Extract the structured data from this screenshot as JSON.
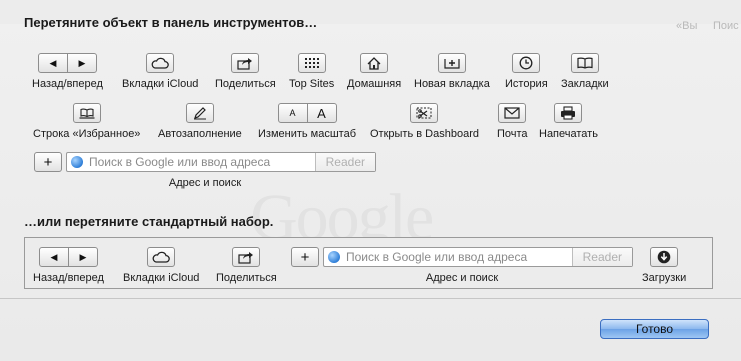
{
  "background": {
    "ghost_text_1": "«Вы",
    "ghost_text_2": "Поис",
    "ghost_logo": "Google"
  },
  "headings": {
    "drag_items": "Перетяните объект в панель инструментов…",
    "drag_default": "…или перетяните стандартный набор."
  },
  "toolbar_items": {
    "back_forward": "Назад/вперед",
    "icloud_tabs": "Вкладки iCloud",
    "share": "Поделиться",
    "top_sites": "Top Sites",
    "home": "Домашняя",
    "new_tab": "Новая вкладка",
    "history": "История",
    "bookmarks": "Закладки",
    "favorites_bar": "Строка «Избранное»",
    "autofill": "Автозаполнение",
    "zoom": "Изменить масштаб",
    "dashboard": "Открыть в Dashboard",
    "mail": "Почта",
    "print": "Напечатать",
    "address_search": "Адрес и поиск",
    "downloads": "Загрузки"
  },
  "address_bar": {
    "placeholder": "Поиск в Google или ввод адреса",
    "reader": "Reader",
    "plus": "+"
  },
  "zoom_glyphs": {
    "small": "A",
    "large": "A"
  },
  "buttons": {
    "done": "Готово"
  },
  "colors": {
    "done_button": "#8cb8ee",
    "globe": "#2f7fd8"
  }
}
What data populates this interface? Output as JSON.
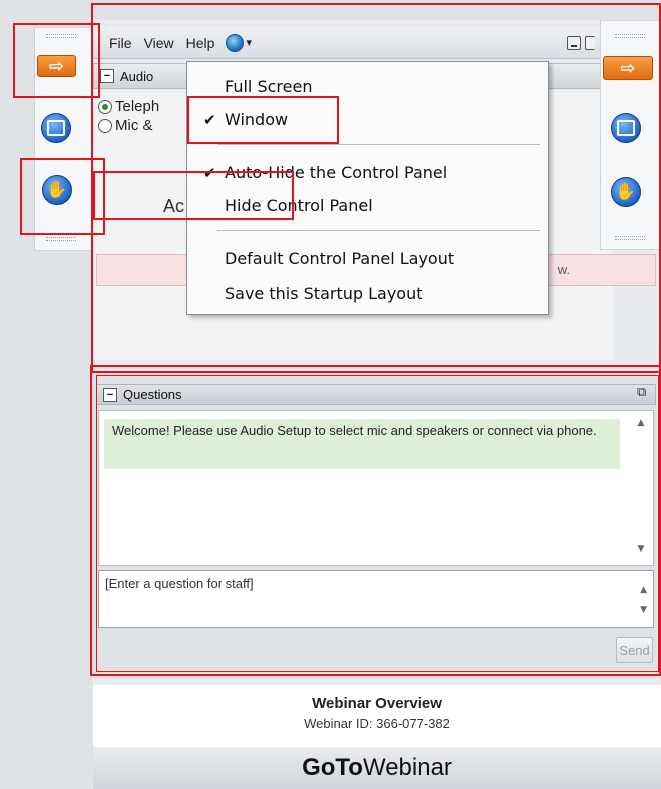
{
  "menubar": {
    "file": "File",
    "view": "View",
    "help": "Help",
    "globe_caret": "▾"
  },
  "audio": {
    "title": "Audio",
    "telephone_label": "Teleph",
    "mic_label": "Mic &",
    "partial_heading": "Ac",
    "partial_notice": "w."
  },
  "view_menu": {
    "full_screen": "Full Screen",
    "window": "Window",
    "auto_hide": "Auto-Hide the Control Panel",
    "hide_panel": "Hide Control Panel",
    "default_layout": "Default Control Panel Layout",
    "save_layout": "Save this Startup Layout",
    "checkmark": "✔"
  },
  "questions": {
    "title": "Questions",
    "welcome": "Welcome! Please use Audio Setup to select mic and speakers or connect via phone.",
    "input_placeholder": "[Enter a question for staff]",
    "send": "Send"
  },
  "overview": {
    "title": "Webinar Overview",
    "id_text": "Webinar ID: 366-077-382"
  },
  "brand": {
    "goto": "GoTo",
    "webinar": "Webinar"
  },
  "icons": {
    "arrow": "⇨",
    "scroll_up": "▲",
    "scroll_down": "▼",
    "popout": "⧉"
  },
  "colors": {
    "accent_orange": "#e06a10",
    "accent_blue": "#1d63c6",
    "highlight_red": "#e0161c",
    "welcome_green": "#dfeed8"
  }
}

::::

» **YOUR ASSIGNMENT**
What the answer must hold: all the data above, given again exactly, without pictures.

» **THE ANSWER**
Extract the structured data from this screenshot as JSON.
{
  "background": {
    "ghost_text_1": "«Вы",
    "ghost_text_2": "Поис",
    "ghost_logo": "Google"
  },
  "headings": {
    "drag_items": "Перетяните объект в панель инструментов…",
    "drag_default": "…или перетяните стандартный набор."
  },
  "toolbar_items": {
    "back_forward": "Назад/вперед",
    "icloud_tabs": "Вкладки iCloud",
    "share": "Поделиться",
    "top_sites": "Top Sites",
    "home": "Домашняя",
    "new_tab": "Новая вкладка",
    "history": "История",
    "bookmarks": "Закладки",
    "favorites_bar": "Строка «Избранное»",
    "autofill": "Автозаполнение",
    "zoom": "Изменить масштаб",
    "dashboard": "Открыть в Dashboard",
    "mail": "Почта",
    "print": "Напечатать",
    "address_search": "Адрес и поиск",
    "downloads": "Загрузки"
  },
  "address_bar": {
    "placeholder": "Поиск в Google или ввод адреса",
    "reader": "Reader",
    "plus": "+"
  },
  "zoom_glyphs": {
    "small": "A",
    "large": "A"
  },
  "buttons": {
    "done": "Готово"
  },
  "colors": {
    "done_button": "#8cb8ee",
    "globe": "#2f7fd8"
  }
}
What data populates this interface? Output as JSON.
{
  "menubar": {
    "file": "File",
    "view": "View",
    "help": "Help",
    "globe_caret": "▾"
  },
  "audio": {
    "title": "Audio",
    "telephone_label": "Teleph",
    "mic_label": "Mic &",
    "partial_heading": "Ac",
    "partial_notice": "w."
  },
  "view_menu": {
    "full_screen": "Full Screen",
    "window": "Window",
    "auto_hide": "Auto-Hide the Control Panel",
    "hide_panel": "Hide Control Panel",
    "default_layout": "Default Control Panel Layout",
    "save_layout": "Save this Startup Layout",
    "checkmark": "✔"
  },
  "questions": {
    "title": "Questions",
    "welcome": "Welcome! Please use Audio Setup to select mic and speakers or connect via phone.",
    "input_placeholder": "[Enter a question for staff]",
    "send": "Send"
  },
  "overview": {
    "title": "Webinar Overview",
    "id_text": "Webinar ID: 366-077-382"
  },
  "brand": {
    "goto": "GoTo",
    "webinar": "Webinar"
  },
  "icons": {
    "arrow": "⇨",
    "scroll_up": "▲",
    "scroll_down": "▼",
    "popout": "⧉"
  },
  "colors": {
    "accent_orange": "#e06a10",
    "accent_blue": "#1d63c6",
    "highlight_red": "#e0161c",
    "welcome_green": "#dfeed8"
  }
}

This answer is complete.